[Extracted information — start]

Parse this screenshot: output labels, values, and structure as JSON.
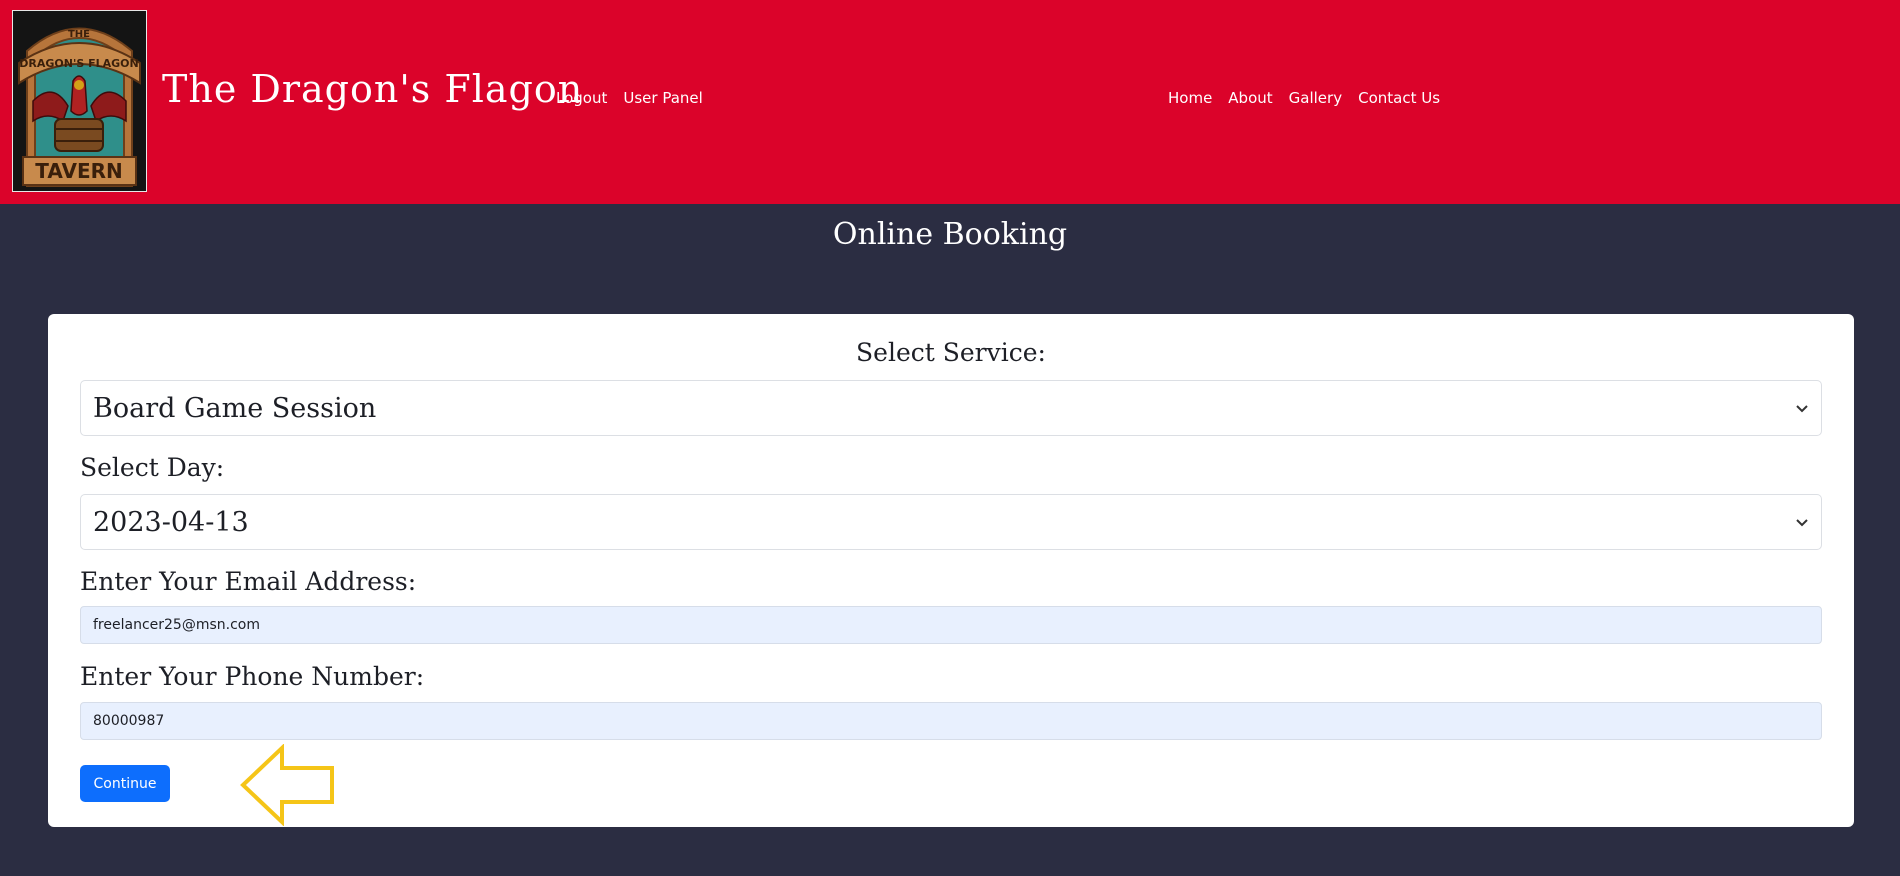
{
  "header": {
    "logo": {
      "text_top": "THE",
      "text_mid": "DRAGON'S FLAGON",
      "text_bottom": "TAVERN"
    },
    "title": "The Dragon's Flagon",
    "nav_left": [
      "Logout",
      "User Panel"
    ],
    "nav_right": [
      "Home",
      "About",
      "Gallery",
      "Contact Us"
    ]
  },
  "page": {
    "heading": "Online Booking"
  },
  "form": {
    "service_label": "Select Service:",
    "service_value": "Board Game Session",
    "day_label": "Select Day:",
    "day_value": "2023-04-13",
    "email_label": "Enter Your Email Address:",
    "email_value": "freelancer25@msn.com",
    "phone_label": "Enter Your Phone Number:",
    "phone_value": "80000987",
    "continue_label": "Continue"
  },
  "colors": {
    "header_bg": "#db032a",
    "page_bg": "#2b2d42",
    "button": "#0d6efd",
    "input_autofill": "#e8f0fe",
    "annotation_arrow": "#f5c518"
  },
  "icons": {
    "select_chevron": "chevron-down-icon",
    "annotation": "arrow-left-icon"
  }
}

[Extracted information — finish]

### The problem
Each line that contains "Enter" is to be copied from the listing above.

### The completed task
    "email_label": "Enter Your Email Address:",
    "phone_label": "Enter Your Phone Number:",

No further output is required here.